The Isabella Freedman Jewish Retreat Center and Hazon are merging.
The New York-based nonprofits made the announcement Monday after discussing the merger since the beginning of the year. The new company will be called Hazon.
David Weisberg, the executive director of Isabella Freedman, will be the merged organization’s new CEO and Hazon founder Nigel Savage will serve as president.
Weisberg said the groups are joining forces to reach a broader audience. Both work on a national platform to impact the Jewish food and environmental movements.
“Hazon has had a huge impact on people’s lives, has been at the forefront of reconnecting American Jews with the natural world, but has lacked its own physical base,” Weisberg said in a news release. “The merger is intended to bring more people to the existing Freedman site, and to enable us together to have a greater impact across the country.
“We’re excited that the merged entity will have a wide range of programs, great staff and volunteers in California, Colorado and elsewhere, and the opportunity to grow strongly in the future.”
Hazon will have headquarters in Falls Village, Conn., and New York, along with the offices in Colorado and California. The Freedman center, which is part of the UJA-Federation of New York, will keep its name and be a sub-brand.

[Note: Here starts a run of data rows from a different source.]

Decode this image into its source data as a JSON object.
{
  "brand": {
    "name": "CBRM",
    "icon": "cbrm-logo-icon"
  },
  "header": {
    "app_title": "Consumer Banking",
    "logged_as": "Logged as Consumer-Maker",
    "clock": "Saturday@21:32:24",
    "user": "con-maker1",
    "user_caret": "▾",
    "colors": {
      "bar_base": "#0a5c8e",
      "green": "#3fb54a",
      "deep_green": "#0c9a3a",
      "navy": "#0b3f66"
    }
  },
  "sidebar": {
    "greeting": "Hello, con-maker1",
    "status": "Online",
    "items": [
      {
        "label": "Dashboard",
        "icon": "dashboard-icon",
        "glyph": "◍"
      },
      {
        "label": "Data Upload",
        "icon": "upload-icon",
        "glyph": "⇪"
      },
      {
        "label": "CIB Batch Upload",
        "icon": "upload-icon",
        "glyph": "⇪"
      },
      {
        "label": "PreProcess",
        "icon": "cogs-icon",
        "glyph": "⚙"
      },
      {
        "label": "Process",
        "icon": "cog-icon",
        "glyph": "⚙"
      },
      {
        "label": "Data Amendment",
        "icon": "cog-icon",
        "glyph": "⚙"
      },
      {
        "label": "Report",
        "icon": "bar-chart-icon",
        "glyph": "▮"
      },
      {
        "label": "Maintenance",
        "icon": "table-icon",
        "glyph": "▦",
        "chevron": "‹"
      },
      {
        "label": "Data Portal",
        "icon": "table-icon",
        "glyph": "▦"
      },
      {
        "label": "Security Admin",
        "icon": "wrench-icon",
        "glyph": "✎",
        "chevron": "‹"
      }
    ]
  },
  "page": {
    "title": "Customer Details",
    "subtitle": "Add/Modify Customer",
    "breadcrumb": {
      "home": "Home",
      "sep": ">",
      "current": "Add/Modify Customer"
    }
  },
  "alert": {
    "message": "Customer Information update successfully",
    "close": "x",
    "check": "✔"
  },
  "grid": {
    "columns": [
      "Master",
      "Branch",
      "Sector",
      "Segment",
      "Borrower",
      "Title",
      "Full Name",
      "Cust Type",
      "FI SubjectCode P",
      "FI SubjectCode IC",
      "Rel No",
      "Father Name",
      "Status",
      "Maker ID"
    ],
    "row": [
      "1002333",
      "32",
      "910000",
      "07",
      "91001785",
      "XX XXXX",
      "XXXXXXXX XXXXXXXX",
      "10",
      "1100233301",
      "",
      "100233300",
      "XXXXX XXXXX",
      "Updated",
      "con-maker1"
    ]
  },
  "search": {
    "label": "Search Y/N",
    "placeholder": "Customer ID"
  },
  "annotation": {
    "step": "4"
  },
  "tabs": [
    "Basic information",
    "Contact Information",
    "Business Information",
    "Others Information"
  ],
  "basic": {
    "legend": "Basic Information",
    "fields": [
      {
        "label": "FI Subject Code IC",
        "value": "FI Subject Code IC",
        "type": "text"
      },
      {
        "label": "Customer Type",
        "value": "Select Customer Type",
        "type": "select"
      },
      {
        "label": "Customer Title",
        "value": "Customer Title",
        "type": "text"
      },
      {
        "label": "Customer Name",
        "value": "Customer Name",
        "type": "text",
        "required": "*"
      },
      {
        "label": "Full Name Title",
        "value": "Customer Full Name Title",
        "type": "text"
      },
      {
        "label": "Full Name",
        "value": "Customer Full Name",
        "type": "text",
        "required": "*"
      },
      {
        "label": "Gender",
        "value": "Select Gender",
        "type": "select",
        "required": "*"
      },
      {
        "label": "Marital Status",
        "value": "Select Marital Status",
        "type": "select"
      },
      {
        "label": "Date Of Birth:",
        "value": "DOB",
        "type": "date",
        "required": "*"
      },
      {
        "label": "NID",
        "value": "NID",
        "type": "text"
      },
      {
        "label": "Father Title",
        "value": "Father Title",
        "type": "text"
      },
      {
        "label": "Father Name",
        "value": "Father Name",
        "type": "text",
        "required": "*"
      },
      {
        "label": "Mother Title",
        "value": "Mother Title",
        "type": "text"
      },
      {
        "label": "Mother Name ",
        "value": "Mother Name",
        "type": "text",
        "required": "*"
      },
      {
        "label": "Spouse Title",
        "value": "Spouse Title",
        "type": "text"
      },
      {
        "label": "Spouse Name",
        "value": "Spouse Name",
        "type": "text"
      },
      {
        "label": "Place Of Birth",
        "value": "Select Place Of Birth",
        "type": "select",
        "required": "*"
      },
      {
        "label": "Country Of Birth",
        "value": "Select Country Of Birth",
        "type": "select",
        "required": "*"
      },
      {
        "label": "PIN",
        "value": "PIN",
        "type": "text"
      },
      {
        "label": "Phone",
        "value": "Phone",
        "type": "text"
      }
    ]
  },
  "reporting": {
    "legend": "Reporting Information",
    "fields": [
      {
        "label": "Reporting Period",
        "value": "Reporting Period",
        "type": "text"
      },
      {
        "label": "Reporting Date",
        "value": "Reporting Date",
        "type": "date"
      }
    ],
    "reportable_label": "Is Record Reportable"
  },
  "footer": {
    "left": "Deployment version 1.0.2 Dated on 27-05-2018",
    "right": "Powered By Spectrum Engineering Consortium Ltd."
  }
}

Other sub-brands will be Adamah, a farming program; the spiritual-based retreats Elat Chayyim; the Jew and the Carrot food blog; the Jewish Greening Fellowship; Makom Hadash, a support group; the Shmita Project, a joint venture of Hazon and the Jewish Farm School; Siach, an international Jewry program; and Teva, an environmental education program.
Savage said the merger reflects a growing interest in the food and the environment within the Jewish community, and the merger will aim to achieve a more “sustainable world.”